Privacy in New Zealand is defined by the 12 privacy principles that are found in the Privacy Act.
Schools including kura must follow these as law, but they are designed to act as a guide to help schools and other agencies make the right decisions around the collection, storage, use and disclosure of private information.
All schools must have a privacy officer and this person is responsible for handling all privacy issues at the school. The Privacy Act, section 23 states that every agency must appoint a privacy officer. The privacy officer is responsible for:
- Ensuring that the agency complies with the Act; and
- Dealing with requests made to the agency for access to, or correction of personal information; and
- Working with the Privacy Commissioner’s Office when it investigates complaints.
To do this, the privacy officer needs to be familiar with the Privacy Act and the school’s obligations under it.
In general terms, the privacy principles suggest schools should:
- Only collect personal information they really need
- Get it directly from the person where possible
- Be open with people about what’s going to be done with it
- Be fair about how you get it
- Keep it secure
- Let a person see it if they want to
- Fix it if the person thinks it’s wrong
- Take care that it’s accurate before using it
- Dispose of it when it’s no longer needed
- Use it only for the purpose for which you got it
- Only disclose it if you have good reason to do so
- Only use ‘unique identifiers’ where this is clearly allowed
While the Privacy Act is law, it is subject to all other legislation, which means that its principles must be applied in relation to other laws which schools must follow. For example if the Official Information Act requires that you handle information in a specific way, then a school must follow this even if it breaches the Privacy Act.
The Office of the Privacy Commission suggest that a school should consider the privacy principles when considering the following functions:
- Collecting personal information
- Storing personal information
- Use of personal information
- Disclosure of personal information
- Access to and correction of personal information
Personal information should be thought of as any information about a person that has their identity attached or that makes them identifiable. This ranges from the obvious name, address and phone numbers, right through to reports written about an individual or records of achievement.
If an individual believes that their privacy has been breached they may make a complaint to the Privacy Commissioner who can choose to investigate the complaint, make a ruling or seek redress for the affected party at the Human Rights Tribunal.
Schools should comply with the Privacy Act by seeking permission to use personal information, including photographs.
Many schools choose to do this at enrolment time with a blanket agreement. If you choose to do this, you should make it clear how you intend to use the information. If you then plan to use the information for a different purpose, you should again seek permission.
For example, if the agreement signed says that you may use images in a school yearbook, but you want them to use them for the school’s Facebook page, you should ask permission again for this new use.
Can I “stop” parents or whānau posting pictures from the school play / sports event on the internet as it breaches the privacy of the students?

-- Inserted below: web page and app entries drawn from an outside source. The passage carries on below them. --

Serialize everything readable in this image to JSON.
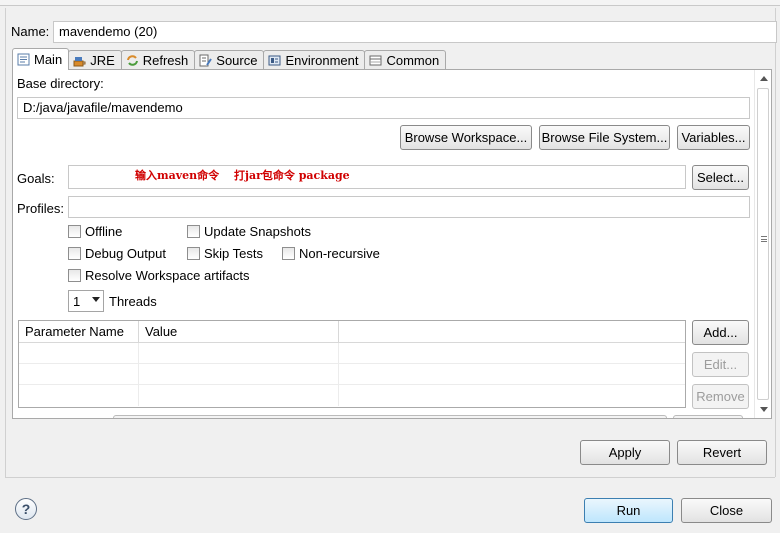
{
  "name": {
    "label": "Name:",
    "value": "mavendemo (20)"
  },
  "tabs": [
    {
      "label": "Main",
      "icon": "main-tab-icon",
      "active": true
    },
    {
      "label": "JRE",
      "icon": "jre-tab-icon",
      "active": false
    },
    {
      "label": "Refresh",
      "icon": "refresh-tab-icon",
      "active": false
    },
    {
      "label": "Source",
      "icon": "source-tab-icon",
      "active": false
    },
    {
      "label": "Environment",
      "icon": "environment-tab-icon",
      "active": false
    },
    {
      "label": "Common",
      "icon": "common-tab-icon",
      "active": false
    }
  ],
  "main": {
    "base_dir_label": "Base directory:",
    "base_dir_value": "D:/java/javafile/mavendemo",
    "browse_workspace": "Browse Workspace...",
    "browse_fs": "Browse File System...",
    "variables": "Variables...",
    "goals_label": "Goals:",
    "goals_value": "",
    "goals_note": "输入maven命令　 打jar包命令 package",
    "select": "Select...",
    "profiles_label": "Profiles:",
    "profiles_value": "",
    "checks": {
      "offline": {
        "label": "Offline",
        "checked": false
      },
      "update_snapshots": {
        "label": "Update Snapshots",
        "checked": false
      },
      "debug_output": {
        "label": "Debug Output",
        "checked": false
      },
      "skip_tests": {
        "label": "Skip Tests",
        "checked": false
      },
      "non_recursive": {
        "label": "Non-recursive",
        "checked": false
      },
      "resolve_workspace": {
        "label": "Resolve Workspace artifacts",
        "checked": false
      }
    },
    "threads_value": "1",
    "threads_label": "Threads",
    "table": {
      "headers": [
        "Parameter Name",
        "Value"
      ],
      "rows": []
    },
    "add": "Add...",
    "edit": "Edit...",
    "remove": "Remove"
  },
  "footer": {
    "apply": "Apply",
    "revert": "Revert",
    "run": "Run",
    "close": "Close",
    "help_icon": "help-icon"
  },
  "colors": {
    "note_red": "#d00000",
    "primary_border": "#3c7fb1"
  }
}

There isn’t a simple answer to this question, except perhaps “It depends”. The privacy of the students is “interfered” with if the pictures are taken in a setting where they could reasonably expect privacy. So if for example the pictures were taken in the changing rooms at an athletics event then they would be seen as a breach of their privacy, whereas if the picture was taken at a public park during the athletics meeting then it is likely that they do not breach their privacy.
This is partly a question of copyright as well as privacy. The privacy principles say that you should seek permission to use private information if it is being used outside of the purpose for which it was first collected. So for instance a photo taken for a school ID card can’t necessarily be used for the school’s website. In terms of student’s work, they “own” the copyright in that work and therefore you should seek their permission to publish it. Many schools will ask students (or parents) to sign a “permission to use images and work” declaration at enrolment to cover this kind of use. If in doubt, check with the students and/or parents.
A recent court ruling clearly outlined that a classroom cannot be considered as a “private” space. This precedent would suggest that schools cannot be considered as a place where a person could reasonably expect privacy. Obviously this is a very broad interpretation and would not necessarily include private offices, bathrooms or changing areas.
A parent has asked me to remove a picture of a sporting event because it breaches their child’s privacy. Is this true?
If the sporting event was held in a place where an individual could “reasonably expect privacy” then this may be true. However, if the pictures are taken in a public setting then it is unlikely to be the case. Parents sometimes use privacy as a lever when their issues may be about other factors like protection or custody issues or religious sensitivities. Schools should seek permission to use images of students before using them, either on an individual basis or as part of a blanket “license” that parents are asked to sign. This gives parents an opportunity to raise their concerns around the use of images before they are published.
- Schools must appoint a privacy officer.
- Schools should develop privacy policies and procedures in line with the Information Privacy principles of the Privacy Act.
- Make students and their caregivers aware of what information is being collected, for what purpose and how it will be stored.
- Ensure individuals are aware of their rights to access personal information stored by the school.
- Seek permission to “use” personal information especially when it is used outside of the purpose for which it was first collected.